Field Trip :: The Robie House

The Robie House, Chicago, IL [Photo by Richard Griswold]
Field Trip: The Robie House in Chicago
By Richard Griswold, Associate Provost and Dean of Students

Whenever I have to travel for business, I always look for something to see/do in my destination that is unique to the place to investigate. While investigating Chicago, I discovered that there is a comprehensive "private spaces" tour of Frank Lloyd Wright's 1909
Robie House.

Mason Pritchett, an architect and former BAC studio teacher, and I arrived at 9 am on a Sunday, where we found seven others waiting patiently near the house's three-car, attached garage. Our guide was a volunteer, trained as a sociologist. She was deeply knowledgeable about the architecture, interiors and ongoing restoration efforts, but her insight into the life of the house was excellent: One has a different sense of the house upon learning that the Robies only lived in their dream house for about two years before selling it at a loss.

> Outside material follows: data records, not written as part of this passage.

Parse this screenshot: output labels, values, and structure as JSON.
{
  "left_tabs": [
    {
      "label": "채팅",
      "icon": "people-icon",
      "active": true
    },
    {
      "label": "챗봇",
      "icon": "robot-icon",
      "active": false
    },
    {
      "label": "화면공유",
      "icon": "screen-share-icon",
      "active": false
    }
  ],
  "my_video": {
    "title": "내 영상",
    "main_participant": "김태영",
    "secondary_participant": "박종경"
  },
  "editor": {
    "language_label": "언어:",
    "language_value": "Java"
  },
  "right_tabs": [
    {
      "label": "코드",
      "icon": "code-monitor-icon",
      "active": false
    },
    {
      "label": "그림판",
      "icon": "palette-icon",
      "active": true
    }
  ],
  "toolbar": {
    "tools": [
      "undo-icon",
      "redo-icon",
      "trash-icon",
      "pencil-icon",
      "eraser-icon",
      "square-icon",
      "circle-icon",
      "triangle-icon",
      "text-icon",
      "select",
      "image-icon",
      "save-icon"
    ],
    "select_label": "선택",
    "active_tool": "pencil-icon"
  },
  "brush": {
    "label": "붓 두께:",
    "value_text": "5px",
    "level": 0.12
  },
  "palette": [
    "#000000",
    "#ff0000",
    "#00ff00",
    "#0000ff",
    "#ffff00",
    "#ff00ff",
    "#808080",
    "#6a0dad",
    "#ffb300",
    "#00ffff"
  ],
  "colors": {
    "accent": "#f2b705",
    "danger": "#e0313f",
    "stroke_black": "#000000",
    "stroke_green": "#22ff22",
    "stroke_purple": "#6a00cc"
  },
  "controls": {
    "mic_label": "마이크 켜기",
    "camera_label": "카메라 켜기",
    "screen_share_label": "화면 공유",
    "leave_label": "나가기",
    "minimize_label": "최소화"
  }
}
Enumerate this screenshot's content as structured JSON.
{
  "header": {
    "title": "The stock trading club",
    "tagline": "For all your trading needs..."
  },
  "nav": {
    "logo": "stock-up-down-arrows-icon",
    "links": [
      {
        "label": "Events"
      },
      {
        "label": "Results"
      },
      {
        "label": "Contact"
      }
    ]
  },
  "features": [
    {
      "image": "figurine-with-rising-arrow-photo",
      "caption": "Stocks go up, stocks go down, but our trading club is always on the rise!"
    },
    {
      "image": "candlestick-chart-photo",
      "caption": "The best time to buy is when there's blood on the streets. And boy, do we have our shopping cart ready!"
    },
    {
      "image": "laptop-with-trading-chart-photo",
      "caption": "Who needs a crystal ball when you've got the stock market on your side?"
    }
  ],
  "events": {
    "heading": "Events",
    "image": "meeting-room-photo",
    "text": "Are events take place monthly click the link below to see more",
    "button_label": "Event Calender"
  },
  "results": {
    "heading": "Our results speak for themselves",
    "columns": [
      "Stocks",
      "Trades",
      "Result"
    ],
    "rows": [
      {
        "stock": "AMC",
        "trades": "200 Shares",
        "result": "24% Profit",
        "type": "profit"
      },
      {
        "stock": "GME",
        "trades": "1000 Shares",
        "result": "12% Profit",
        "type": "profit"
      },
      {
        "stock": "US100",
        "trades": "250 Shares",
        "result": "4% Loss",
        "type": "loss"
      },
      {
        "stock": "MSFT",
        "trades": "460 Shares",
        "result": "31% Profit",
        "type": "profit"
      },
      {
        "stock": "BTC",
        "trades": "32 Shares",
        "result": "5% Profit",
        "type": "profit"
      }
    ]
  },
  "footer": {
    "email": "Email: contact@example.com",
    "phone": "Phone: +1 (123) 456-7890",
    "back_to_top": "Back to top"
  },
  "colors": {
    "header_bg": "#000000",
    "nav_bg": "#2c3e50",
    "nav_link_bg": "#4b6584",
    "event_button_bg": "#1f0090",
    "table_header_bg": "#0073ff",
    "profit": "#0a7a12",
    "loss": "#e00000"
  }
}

House Plans
The front half of the main floor, containing the living room and dining room split by a fireplace and the entry stair is a textbook example of the Prairie Style. Steel hidden in the roof structure allows 16' cantilevers and a row of fourteen pairs of glass double doors onto a balcony with a privileged view of the neighborhood.

Art Glass in the Master Bedroom [Photo by Richard Griswold]
Upstairs, the domestic spaces are smaller than a comparable recently built suburban house, but the details, the art glass, built ins, the attention to detail was inspiring. The guide helped us realize that the time the labor of craftsmen was cheaper, but the materials needed to make a building were comparatively more expensive. This one notion began to explain to me what I dislike about even the best, recent high-end residential architecture.

The tour was excellent, but towards the end of the tour, the chance to wander around in the house just a little was the real treat.